Prior activities

INCF was formed in 2005 and has since worked to develop and promote standards, tools, and infrastructure for neuroscience researchers. Here is a summary of our activities of the last 10 years.

Scientific workshops

Between 2006 and 2013, the INCF has organized 22 scientific workshops on various topics, such as technical issues related to neuroscience databasing, tool development, and modeling of the nervous system. Each workshop had invited participants, selected on the basis of their expertise in the particular area of the workshop. Each workshop delivered a formal report with recommendations to serve as the basis for further activities initiated by INCF.

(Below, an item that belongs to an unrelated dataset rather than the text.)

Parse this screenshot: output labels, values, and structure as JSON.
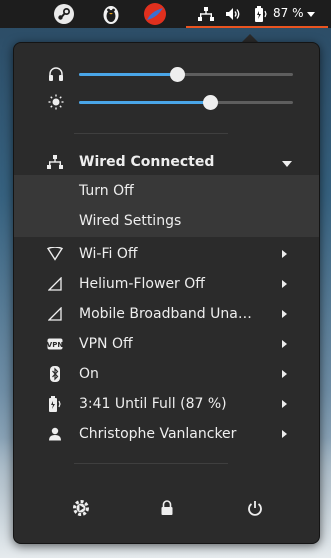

All INCF Scientific Workshops and workshop reports

Scientific programs

In our first two phases (2006-2010, 2011-2015), INCF operated scientific Programs in four areas: Digital Brain Atlasing, Ontologies of Neural Structures, Standards for Data Sharing, and Multi-scale Modeling. Programs were preceded by workshops which gathered experts in the respective field to give updates on current state of the art and identify barriers to sharing and collaboration. Recommendations from the workshops formed the basis of each Program's activities. Each Program had an Oversight Committee, overseeing its general direction, and one or several Task Forces carrying out most of the activities and development.

A great success of these endeavours was the coordinated efforts of many scientists in coming together as a community to resolve issues and deliver solutions. 

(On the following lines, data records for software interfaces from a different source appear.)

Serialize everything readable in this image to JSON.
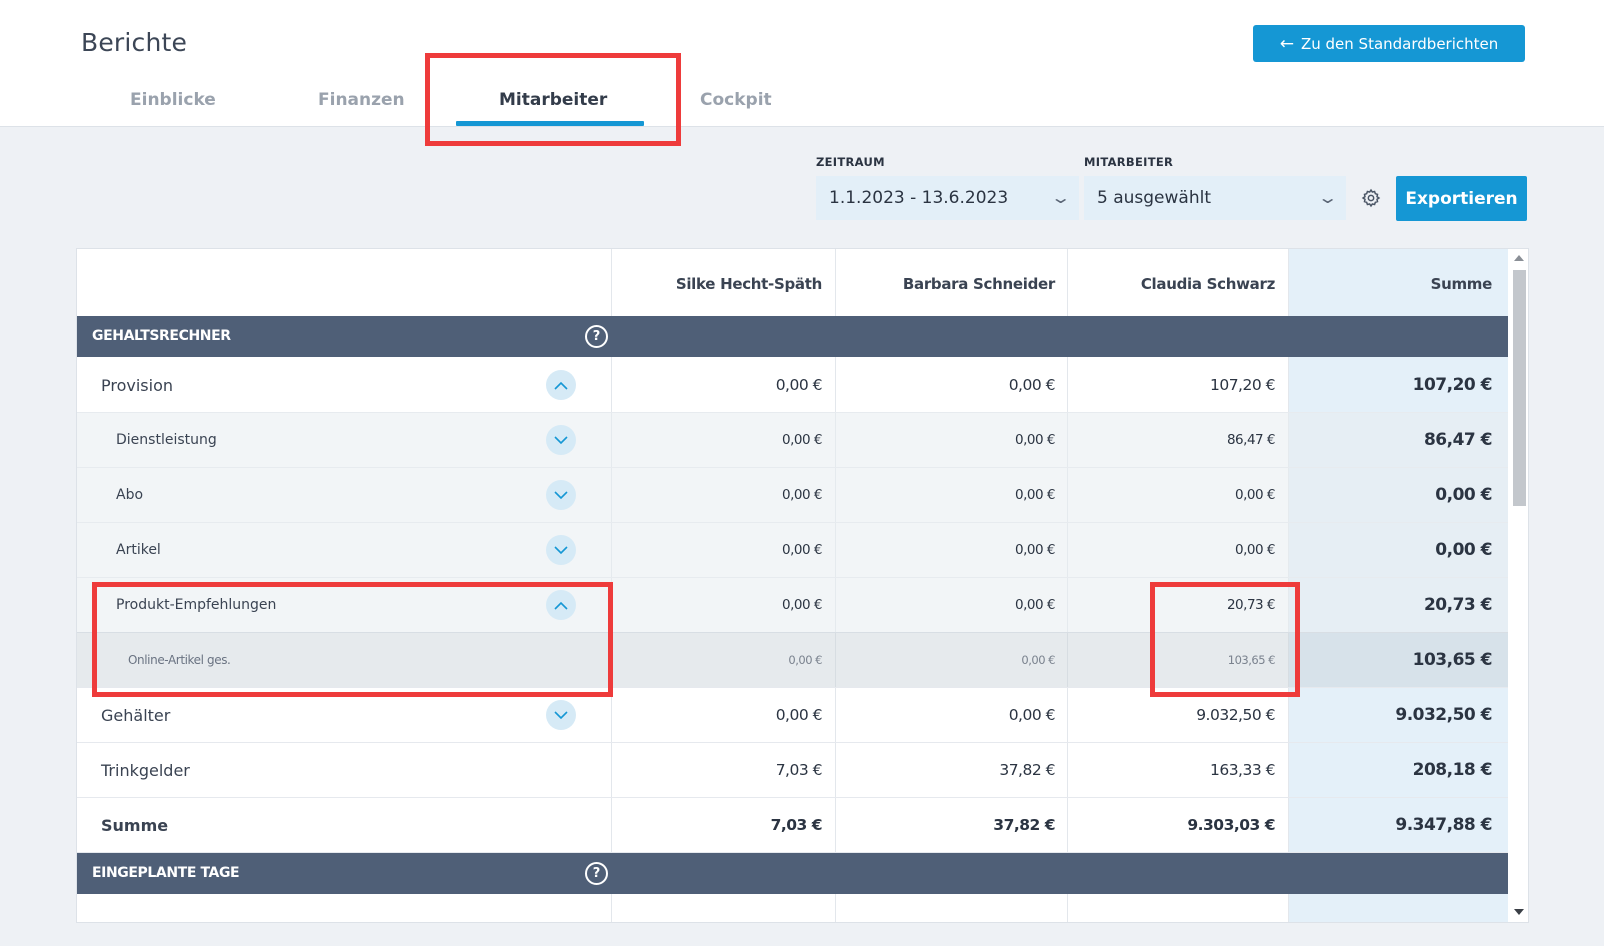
{
  "header": {
    "title": "Berichte",
    "back_button": "Zu den Standardberichten",
    "tabs": [
      {
        "label": "Einblicke"
      },
      {
        "label": "Finanzen"
      },
      {
        "label": "Mitarbeiter",
        "active": true
      },
      {
        "label": "Cockpit"
      }
    ]
  },
  "filters": {
    "zeitraum_label": "ZEITRAUM",
    "zeitraum_value": "1.1.2023 - 13.6.2023",
    "mitarbeiter_label": "MITARBEITER",
    "mitarbeiter_value": "5 ausgewählt",
    "export_button": "Exportieren"
  },
  "table": {
    "columns": [
      "Silke Hecht-Späth",
      "Barbara Schneider",
      "Claudia Schwarz",
      "Summe"
    ],
    "sections": [
      {
        "title": "GEHALTSRECHNER"
      },
      {
        "title": "EINGEPLANTE TAGE"
      }
    ],
    "rows": [
      {
        "label": "Provision",
        "values": [
          "0,00 €",
          "0,00 €",
          "107,20 €",
          "107,20 €"
        ],
        "expanded": true
      },
      {
        "label": "Dienstleistung",
        "values": [
          "0,00 €",
          "0,00 €",
          "86,47 €",
          "86,47 €"
        ],
        "expanded": false
      },
      {
        "label": "Abo",
        "values": [
          "0,00 €",
          "0,00 €",
          "0,00 €",
          "0,00 €"
        ],
        "expanded": false
      },
      {
        "label": "Artikel",
        "values": [
          "0,00 €",
          "0,00 €",
          "0,00 €",
          "0,00 €"
        ],
        "expanded": false
      },
      {
        "label": "Produkt-Empfehlungen",
        "values": [
          "0,00 €",
          "0,00 €",
          "20,73 €",
          "20,73 €"
        ],
        "expanded": true
      },
      {
        "label": "Online-Artikel ges.",
        "values": [
          "0,00 €",
          "0,00 €",
          "103,65 €",
          "103,65 €"
        ]
      },
      {
        "label": "Gehälter",
        "values": [
          "0,00 €",
          "0,00 €",
          "9.032,50 €",
          "9.032,50 €"
        ],
        "expanded": false
      },
      {
        "label": "Trinkgelder",
        "values": [
          "7,03 €",
          "37,82 €",
          "163,33 €",
          "208,18 €"
        ]
      },
      {
        "label": "Summe",
        "values": [
          "7,03 €",
          "37,82 €",
          "9.303,03 €",
          "9.347,88 €"
        ]
      }
    ]
  },
  "colors": {
    "accent": "#1597d4",
    "section_bar": "#4f5f77",
    "highlight": "#ee3b3b",
    "sum_column": "#e4f0f9"
  }
}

Notes from one of the INCF Cross-Programs discussions


Key Program deliverables include:

Program on Digital Brain Atlasing

  • Waxholm Space (WHS), a a coordinate-based reference space of the rodent brain
  • A hub-based Digital Atlasing Infrastructure (DAI) which links WHS to key community mouse atlases
  • Scalable Brain Atlas, a web-based display engine for brain atlases, imaging data, and topologies

Program on Multi-Scale Modelling

Program on Standards for Data Sharing

  • A proposed HDF5 standard for storing electrophysiology data (included in Neurodata Without Borders)
  • An ontology for experimental neurophysiology (OEN)
  • A simple sharing tool ('the one-click tool') for neuroimaging DICOM/NIfTI data
  • Inventory of resources and general recommendations on how to incorporate data sharing in neuroimaging experiments with human subjects 
  • NeuroVault, a database for storing and distributing statistical maps of the human brain from PET and fMRI
  • The Neuroimaging Informatics Data Model (NI-DM), a framework for the generation, storage, and query of metadata including provenance information
  • The Neuroimaging Analysis Pipeline (Nipype), a framework that combines standard interfaces to current most used neuroimaging software and execution engines
  • The Brain Imaging Data Structure, BIDS, a simple and easy to adopt way of organizing neuroimaging and behavioral data.

Program on Ontologies for Neural Structures

  • CUMBO, a reference framework for classifying general mammal nervous system structures 
  • NeuroLex, a structural neuroscience lexicon built on Neuron Registry and CUMBO 
  • The start of a project to develop a community-based encyclopedia for neuroscience, the KnowledgeSpace 
  • The Neuron Registry, a standard set of relations and values used to describe neurons

Training and education

From 2010 onward, following a series of workshops on training needs in neuroinformatics, INCF also established several activities to support training and education. These activities were overseen by the INCF Training Committee. The committee organized an introductory neuroinformatics course each year, ran a framework for financial support to other neuroinformatics courses, and supported the INCF participation in the Google Summer of Code program.

External projects

Workshop on promoting data sharing in dementia research

INCF and OECD partnered to organize the workshop "Promoting data sharing in dementia research" which was held 20 – 21 September 2015 in Stockholm, Sweden. The workshop aimed to bring together policy-makers, funders, and leading scientists to consider the barriers to data sharing in relation to dementia research and to begin to identify practical steps that can be taken to advance data sharing in this. The program, aims and scope, and all presentations are available for download.